Work task:
Every line below that holds the string "header" should be copied out.

Dataset records:

*** Block opens ***

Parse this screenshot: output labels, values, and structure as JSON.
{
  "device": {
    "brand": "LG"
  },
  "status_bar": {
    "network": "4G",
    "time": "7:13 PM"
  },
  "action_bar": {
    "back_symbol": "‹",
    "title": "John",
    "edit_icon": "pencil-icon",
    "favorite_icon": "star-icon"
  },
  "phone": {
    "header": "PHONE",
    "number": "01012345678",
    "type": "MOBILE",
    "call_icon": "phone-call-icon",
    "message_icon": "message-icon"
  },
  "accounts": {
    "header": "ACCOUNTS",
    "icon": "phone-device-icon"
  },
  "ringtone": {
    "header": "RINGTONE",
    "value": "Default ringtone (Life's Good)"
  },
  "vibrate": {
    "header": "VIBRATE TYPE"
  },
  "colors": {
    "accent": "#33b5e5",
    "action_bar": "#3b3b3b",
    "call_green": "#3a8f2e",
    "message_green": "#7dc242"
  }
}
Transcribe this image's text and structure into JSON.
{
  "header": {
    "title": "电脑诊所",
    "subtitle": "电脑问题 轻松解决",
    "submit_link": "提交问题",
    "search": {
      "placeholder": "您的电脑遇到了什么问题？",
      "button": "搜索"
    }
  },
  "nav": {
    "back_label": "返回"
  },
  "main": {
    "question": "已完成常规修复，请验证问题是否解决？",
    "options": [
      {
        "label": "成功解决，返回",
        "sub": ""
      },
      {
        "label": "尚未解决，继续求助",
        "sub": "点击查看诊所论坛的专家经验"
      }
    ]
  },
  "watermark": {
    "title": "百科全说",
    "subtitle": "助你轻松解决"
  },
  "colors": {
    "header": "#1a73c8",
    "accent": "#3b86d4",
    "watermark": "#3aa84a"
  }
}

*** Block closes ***

Written response:
    "header": "PHONE",
    "header": "ACCOUNTS",
    "header": "RINGTONE",
    "header": "VIBRATE TYPE"
  "header": {
    "header": "#1a73c8",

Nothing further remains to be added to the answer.